Judge Anderson’s decision to send the case back to the state level, is a win for Cordero who brought the case in defense of the Democratic electorate in Richland County and across the state of South Carolina. The original suit asserts that Kisner, Robertson, and the Richland County and South Carolina Democratic parties violated state law when they made the decision to hold virtual conventions in the spring of 2020 and, in doing so, disenfranchised thousands of Richland County Democratic voters– particularly African American members of the party. There are over one million African American registered voters in South Carolina. The Democratic electorate in South Carolina is 66.7% African American. Richland County has an African American electorate of 143,000+.

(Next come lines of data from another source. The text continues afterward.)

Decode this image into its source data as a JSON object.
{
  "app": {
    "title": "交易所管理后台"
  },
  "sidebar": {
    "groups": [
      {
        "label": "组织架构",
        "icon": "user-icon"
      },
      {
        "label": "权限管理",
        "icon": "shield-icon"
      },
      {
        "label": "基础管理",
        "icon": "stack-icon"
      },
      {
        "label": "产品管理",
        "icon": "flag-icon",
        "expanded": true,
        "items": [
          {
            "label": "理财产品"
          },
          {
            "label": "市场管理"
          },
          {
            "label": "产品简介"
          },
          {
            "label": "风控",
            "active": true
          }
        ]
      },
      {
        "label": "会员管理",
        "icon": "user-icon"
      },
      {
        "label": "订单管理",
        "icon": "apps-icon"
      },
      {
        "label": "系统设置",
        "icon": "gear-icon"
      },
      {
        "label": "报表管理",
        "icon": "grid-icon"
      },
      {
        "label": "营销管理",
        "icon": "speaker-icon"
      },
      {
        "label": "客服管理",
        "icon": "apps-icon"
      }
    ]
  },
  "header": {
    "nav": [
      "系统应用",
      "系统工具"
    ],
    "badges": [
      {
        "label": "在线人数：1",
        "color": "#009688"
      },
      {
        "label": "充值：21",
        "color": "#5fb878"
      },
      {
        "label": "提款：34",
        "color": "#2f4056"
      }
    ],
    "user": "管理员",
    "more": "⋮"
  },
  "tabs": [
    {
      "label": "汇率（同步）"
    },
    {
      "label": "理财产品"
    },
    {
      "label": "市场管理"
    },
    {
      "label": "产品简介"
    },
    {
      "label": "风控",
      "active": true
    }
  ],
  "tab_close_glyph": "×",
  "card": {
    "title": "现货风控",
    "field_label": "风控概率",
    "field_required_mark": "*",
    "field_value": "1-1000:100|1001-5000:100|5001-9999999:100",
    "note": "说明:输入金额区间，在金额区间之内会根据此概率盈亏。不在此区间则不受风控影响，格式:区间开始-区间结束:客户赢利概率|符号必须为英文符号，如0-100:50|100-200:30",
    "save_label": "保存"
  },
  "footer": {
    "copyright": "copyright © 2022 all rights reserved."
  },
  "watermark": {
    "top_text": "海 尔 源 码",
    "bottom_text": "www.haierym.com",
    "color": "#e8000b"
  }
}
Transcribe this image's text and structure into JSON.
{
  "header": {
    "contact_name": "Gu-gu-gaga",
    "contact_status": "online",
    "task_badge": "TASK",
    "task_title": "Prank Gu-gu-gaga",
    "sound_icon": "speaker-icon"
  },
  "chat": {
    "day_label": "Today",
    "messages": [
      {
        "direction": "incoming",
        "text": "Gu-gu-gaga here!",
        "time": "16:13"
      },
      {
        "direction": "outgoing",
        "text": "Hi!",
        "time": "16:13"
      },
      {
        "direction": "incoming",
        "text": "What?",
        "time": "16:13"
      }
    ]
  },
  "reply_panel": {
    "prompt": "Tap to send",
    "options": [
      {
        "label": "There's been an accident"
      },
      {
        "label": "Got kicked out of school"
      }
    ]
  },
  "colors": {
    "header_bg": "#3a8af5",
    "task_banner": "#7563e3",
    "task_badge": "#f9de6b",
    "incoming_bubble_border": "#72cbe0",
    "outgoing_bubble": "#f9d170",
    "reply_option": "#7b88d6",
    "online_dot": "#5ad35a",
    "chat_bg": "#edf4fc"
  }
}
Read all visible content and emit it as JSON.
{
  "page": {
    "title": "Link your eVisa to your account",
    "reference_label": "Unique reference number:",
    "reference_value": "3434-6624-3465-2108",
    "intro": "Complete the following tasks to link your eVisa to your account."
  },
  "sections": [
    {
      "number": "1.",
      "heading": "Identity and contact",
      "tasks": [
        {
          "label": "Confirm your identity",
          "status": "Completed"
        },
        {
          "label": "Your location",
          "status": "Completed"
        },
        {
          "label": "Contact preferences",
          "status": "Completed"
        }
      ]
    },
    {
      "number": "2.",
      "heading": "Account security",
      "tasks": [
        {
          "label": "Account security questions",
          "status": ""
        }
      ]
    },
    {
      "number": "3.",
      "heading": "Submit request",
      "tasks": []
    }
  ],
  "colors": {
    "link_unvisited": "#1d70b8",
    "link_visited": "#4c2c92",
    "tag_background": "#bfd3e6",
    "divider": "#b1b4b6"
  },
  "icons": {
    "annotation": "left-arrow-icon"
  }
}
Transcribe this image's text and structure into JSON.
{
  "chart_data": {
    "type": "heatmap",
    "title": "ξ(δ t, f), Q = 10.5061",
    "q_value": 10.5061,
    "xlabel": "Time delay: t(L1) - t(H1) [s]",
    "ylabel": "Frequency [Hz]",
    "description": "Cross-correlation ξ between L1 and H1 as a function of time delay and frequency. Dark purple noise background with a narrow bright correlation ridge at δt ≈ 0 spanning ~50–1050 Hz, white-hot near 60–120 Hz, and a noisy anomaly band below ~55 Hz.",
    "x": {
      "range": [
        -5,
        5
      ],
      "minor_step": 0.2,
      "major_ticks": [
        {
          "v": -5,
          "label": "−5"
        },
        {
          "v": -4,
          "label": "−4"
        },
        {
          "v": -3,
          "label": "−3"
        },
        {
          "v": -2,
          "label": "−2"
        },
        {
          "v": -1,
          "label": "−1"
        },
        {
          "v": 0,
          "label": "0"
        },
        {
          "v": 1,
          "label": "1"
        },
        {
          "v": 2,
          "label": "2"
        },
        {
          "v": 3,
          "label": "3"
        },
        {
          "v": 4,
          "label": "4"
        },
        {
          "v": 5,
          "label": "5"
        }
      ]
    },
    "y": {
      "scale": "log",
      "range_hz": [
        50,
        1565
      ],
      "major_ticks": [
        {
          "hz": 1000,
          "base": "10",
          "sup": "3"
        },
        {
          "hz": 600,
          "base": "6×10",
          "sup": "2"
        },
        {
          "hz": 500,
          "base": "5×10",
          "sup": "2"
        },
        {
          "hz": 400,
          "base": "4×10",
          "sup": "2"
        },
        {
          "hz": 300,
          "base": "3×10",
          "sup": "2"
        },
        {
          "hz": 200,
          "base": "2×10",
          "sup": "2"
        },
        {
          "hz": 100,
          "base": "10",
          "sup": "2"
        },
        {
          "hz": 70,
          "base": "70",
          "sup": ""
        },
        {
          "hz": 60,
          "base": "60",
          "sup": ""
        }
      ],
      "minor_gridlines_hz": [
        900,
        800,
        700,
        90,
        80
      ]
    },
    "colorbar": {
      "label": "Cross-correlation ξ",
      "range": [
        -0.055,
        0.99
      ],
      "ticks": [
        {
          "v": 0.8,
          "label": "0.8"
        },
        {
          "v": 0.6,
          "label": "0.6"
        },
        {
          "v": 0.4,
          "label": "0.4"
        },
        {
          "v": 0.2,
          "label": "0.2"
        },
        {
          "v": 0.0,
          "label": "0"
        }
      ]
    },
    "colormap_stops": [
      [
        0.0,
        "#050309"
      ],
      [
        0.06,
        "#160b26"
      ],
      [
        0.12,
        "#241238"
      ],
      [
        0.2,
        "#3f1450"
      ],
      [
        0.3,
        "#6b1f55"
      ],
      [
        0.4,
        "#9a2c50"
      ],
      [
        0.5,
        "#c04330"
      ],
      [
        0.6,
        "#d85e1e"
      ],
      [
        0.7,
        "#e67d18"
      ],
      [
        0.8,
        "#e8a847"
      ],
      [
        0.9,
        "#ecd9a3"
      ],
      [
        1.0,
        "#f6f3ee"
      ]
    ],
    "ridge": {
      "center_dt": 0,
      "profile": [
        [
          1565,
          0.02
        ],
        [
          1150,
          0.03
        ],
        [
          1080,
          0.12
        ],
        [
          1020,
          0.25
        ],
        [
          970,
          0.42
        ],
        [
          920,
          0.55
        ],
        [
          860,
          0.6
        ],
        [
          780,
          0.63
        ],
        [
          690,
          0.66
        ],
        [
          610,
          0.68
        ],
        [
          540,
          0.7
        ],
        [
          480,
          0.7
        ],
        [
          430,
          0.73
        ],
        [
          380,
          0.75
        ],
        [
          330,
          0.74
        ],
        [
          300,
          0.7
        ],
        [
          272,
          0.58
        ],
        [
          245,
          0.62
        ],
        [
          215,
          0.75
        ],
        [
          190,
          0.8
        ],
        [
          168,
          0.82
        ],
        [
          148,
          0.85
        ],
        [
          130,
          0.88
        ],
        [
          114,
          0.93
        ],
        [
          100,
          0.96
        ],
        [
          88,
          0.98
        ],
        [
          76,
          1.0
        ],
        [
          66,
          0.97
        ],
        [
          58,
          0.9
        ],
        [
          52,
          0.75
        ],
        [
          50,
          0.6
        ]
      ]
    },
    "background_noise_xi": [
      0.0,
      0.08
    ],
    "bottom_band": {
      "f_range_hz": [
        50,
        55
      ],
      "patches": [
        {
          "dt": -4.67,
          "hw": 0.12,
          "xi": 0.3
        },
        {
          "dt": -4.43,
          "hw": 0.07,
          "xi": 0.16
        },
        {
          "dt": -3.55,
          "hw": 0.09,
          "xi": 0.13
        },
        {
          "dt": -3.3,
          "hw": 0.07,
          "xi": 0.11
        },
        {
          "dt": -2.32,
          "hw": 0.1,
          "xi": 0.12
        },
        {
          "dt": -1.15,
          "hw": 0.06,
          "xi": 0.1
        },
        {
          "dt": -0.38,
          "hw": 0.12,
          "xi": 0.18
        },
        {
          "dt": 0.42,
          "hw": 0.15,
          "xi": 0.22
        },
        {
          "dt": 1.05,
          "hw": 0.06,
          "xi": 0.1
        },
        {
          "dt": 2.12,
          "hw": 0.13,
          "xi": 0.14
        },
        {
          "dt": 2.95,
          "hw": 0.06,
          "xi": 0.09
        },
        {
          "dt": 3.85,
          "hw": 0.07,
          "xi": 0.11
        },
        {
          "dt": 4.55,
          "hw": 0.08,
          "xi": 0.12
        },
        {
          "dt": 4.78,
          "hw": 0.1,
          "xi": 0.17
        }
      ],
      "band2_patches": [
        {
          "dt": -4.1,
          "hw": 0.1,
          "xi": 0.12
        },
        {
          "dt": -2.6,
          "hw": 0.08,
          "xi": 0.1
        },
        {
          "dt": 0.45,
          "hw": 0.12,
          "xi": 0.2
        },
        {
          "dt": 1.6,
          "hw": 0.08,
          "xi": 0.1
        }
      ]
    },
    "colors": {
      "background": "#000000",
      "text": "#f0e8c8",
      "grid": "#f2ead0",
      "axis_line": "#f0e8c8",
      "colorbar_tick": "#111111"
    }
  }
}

“The State law claims are based on alleged violation of the South Carolina Election Laws by the defendants that served to disenfranchise thousands of African American voters. The defendants removed the lawsuit to federal district court to prevent the matter from being heard in state court where it was originally filed. Their strategy backfired. Now the state court will hear these matters more than five months after they were originally filed.” said Johnnie Cordero
In issuing his opinion, Judge Anderson dismissed the civil rights violations and instead noted that Kisner, Robertson, and the Richland County and South Carolina Democratic parties “never served an answer to the state law claims and declined jurisdiction.” The Magistrate found that “… Cordero raises numerous state law claims that, . . . are more appropriate for consideration in South Carolina courts because they include complex issues of state law. And that “. . .the state law claims involved interpretations of complex state statutes on which there was no state precedent.”
Cordero says that the judge’s decision reflects the importance of this case and that Kisner, Robertson, and the Richland County and South Carolina Democratic parties are obligated to follow the law in service to South Carolina’s Democratic voters and are duty-bound to ensure that all party members have equal access to participation in party activities. “I believe that Judge Anderson believes as I believe. This case has huge repercussions for all voters in South Carolina,” says Cordero. “Rather most people understand this case or not does not diminishes the fact that this is one of the most important cases of our lifetime.”